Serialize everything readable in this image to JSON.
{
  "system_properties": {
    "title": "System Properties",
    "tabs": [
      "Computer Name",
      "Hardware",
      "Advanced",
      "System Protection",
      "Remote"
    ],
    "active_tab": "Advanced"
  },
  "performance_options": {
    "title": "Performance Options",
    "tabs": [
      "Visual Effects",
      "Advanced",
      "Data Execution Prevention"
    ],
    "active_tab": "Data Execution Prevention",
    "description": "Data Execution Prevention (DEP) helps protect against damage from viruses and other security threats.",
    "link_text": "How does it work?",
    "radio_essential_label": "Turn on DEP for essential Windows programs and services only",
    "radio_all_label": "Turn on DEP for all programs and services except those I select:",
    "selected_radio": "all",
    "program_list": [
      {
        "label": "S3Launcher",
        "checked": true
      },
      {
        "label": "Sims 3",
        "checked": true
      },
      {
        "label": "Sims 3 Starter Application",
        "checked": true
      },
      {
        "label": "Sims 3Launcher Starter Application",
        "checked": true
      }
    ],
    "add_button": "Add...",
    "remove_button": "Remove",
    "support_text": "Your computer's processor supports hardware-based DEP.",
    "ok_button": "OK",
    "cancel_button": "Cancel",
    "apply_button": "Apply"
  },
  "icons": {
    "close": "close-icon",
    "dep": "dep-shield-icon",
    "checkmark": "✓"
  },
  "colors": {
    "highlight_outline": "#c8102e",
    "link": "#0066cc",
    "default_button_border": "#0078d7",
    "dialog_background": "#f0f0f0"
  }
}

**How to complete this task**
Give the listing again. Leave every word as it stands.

**Answer**
Serialize everything readable in this image to JSON.
{
  "system_properties": {
    "title": "System Properties",
    "tabs": [
      "Computer Name",
      "Hardware",
      "Advanced",
      "System Protection",
      "Remote"
    ],
    "active_tab": "Advanced"
  },
  "performance_options": {
    "title": "Performance Options",
    "tabs": [
      "Visual Effects",
      "Advanced",
      "Data Execution Prevention"
    ],
    "active_tab": "Data Execution Prevention",
    "description": "Data Execution Prevention (DEP) helps protect against damage from viruses and other security threats.",
    "link_text": "How does it work?",
    "radio_essential_label": "Turn on DEP for essential Windows programs and services only",
    "radio_all_label": "Turn on DEP for all programs and services except those I select:",
    "selected_radio": "all",
    "program_list": [
      {
        "label": "S3Launcher",
        "checked": true
      },
      {
        "label": "Sims 3",
        "checked": true
      },
      {
        "label": "Sims 3 Starter Application",
        "checked": true
      },
      {
        "label": "Sims 3Launcher Starter Application",
        "checked": true
      }
    ],
    "add_button": "Add...",
    "remove_button": "Remove",
    "support_text": "Your computer's processor supports hardware-based DEP.",
    "ok_button": "OK",
    "cancel_button": "Cancel",
    "apply_button": "Apply"
  },
  "icons": {
    "close": "close-icon",
    "dep": "dep-shield-icon",
    "checkmark": "✓"
  },
  "colors": {
    "highlight_outline": "#c8102e",
    "link": "#0066cc",
    "default_button_border": "#0078d7",
    "dialog_background": "#f0f0f0"
  }
}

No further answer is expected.